I think you might have seen the very early beginnings of a long term trend here with the recent moves of the Hit network to an older audience, I think you won’t really see much attempt to target commercial radio at young audiences - as they will be the ones who have just never added listening to traditional radio to their routines.
That said, I think there’s a place for radio -
First - curation. I’ve got my own playlists to stream - but I still use radio as a means of hearing something that’s outside my library. I’ve never found any of the streaming services able to get close to giving me a good experience with their attempts at generating stuff I’d like from stuff I listen to.
Second - live and local. Traffic reports, talk about things happening in the city, sports - being live in general. A lot of my listening is to podcasts - but they fill a different niche to what live local content does. The closest I ever really get was that my Google Home would play me the ABC News feed when I woke up (back when my commute to work wasn’t 2 metres), usually but not always recorded about an hour before I woke up - but a short news update is about all that can be delivered that effectively and with that good of a turn around.
Third - ad models. Radio is really the only radio-like thing that has a proven successful business model. About the only thing less profitable than our major radio operators are the big streaming services and podcast giants - they are being sustained by being mega corps like Apple/Google, and by hoping enough growth and profits might eventually appear like Spotify.
So, those combined make me think there’s future in radio as a concept - just that they need to focus on their strengths to survive - piped in networked voice-tracking is a deathwish, people will turn that off and never come back. Invest in good playlists, throw in stuff that only a human with music knowledge would know to throw in, not just what an algorithm spits out.
Aside from music, I think you’ll continue to see pushes into more profitable niche formats - I’d be shocked if by the end of the decade there’s not an FM Talk station in each capital city.
That then leaves delivery. My personal experience with internet radio is simply being paralysed by choice - the stations I stream are just the stations I started listening to occasionally years back. Ages ago when I had heavily capped broadband, my ISP had Absolute Radio on unmetered streaming - so I gave it a shot and it’s stuck with me since. 106.4 The Zap from Belgium might be a station I’d like more, but I’m just never going to put the effort in to trying to track them down, so I find myself listening to a tiny subset of stations I’m aware of, and often it’s not worth the effort of me launching an app to go stream it so I just turn on a radio and hit a preset.
I think that makes a loop that sustains broadcast radio - you are aware of the stations because of strong brands, the easiest way to access those stations are on a radio - so you listen to a radio for radio stations, while you’d go online for the more on demand content.
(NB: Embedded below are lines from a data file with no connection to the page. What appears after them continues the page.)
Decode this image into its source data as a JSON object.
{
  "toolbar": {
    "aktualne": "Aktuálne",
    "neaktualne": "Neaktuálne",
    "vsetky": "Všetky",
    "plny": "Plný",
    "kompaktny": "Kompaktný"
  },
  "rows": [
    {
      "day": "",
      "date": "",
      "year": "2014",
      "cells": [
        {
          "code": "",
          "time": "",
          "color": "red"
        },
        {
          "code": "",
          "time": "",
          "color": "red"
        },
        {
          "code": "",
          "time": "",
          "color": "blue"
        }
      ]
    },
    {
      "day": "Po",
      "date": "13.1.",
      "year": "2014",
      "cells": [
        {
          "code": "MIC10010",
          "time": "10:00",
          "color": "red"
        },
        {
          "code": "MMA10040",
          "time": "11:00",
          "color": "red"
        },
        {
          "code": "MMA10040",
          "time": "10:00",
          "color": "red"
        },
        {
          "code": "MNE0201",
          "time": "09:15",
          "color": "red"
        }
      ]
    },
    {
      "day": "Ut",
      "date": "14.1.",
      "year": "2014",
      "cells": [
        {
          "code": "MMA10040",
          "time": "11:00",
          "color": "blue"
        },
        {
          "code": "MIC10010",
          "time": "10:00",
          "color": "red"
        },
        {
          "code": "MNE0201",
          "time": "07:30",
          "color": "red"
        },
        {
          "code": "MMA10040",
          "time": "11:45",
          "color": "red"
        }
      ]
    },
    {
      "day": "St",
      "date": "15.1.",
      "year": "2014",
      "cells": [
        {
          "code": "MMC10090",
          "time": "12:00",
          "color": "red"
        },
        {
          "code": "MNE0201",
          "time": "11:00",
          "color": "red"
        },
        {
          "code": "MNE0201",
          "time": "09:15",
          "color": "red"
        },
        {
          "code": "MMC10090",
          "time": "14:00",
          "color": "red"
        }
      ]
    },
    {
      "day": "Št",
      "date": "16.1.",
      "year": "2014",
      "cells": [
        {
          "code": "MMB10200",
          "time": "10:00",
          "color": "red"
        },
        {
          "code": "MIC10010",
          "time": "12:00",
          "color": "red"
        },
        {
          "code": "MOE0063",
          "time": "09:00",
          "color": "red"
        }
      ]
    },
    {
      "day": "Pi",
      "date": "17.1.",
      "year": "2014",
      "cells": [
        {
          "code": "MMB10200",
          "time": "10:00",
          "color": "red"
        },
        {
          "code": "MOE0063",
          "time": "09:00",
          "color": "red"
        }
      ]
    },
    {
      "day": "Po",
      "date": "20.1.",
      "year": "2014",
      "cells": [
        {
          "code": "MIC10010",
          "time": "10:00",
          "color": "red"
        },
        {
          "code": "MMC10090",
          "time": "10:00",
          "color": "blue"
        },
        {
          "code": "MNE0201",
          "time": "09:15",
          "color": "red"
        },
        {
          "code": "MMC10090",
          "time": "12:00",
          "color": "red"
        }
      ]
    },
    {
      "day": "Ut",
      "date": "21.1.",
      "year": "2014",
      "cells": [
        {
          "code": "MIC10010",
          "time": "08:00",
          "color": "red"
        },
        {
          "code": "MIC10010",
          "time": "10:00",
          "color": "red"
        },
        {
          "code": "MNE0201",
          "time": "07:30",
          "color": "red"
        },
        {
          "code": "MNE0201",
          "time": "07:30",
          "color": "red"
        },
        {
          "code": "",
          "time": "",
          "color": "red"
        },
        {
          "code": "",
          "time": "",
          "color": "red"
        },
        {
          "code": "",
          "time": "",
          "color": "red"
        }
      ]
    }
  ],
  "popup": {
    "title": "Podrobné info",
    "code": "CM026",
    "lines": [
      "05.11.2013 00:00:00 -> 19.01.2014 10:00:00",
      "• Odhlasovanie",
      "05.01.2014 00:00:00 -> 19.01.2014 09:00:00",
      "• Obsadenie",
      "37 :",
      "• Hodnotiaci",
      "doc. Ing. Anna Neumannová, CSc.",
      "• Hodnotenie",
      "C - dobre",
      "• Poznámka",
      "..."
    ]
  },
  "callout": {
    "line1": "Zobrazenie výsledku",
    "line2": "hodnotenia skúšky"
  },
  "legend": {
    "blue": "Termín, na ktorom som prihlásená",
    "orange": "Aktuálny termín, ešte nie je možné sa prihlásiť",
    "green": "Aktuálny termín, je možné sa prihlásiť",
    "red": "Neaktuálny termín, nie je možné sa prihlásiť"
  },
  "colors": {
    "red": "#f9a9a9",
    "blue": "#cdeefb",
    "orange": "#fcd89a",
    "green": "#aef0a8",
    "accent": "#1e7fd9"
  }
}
So the questions in my view would be - how does a new internet only entrant create the level of name recognition to create a sustainable radio business without traditional radio? Can an internet service match the localism and live aspect of regular radio - or are people willing to lose that?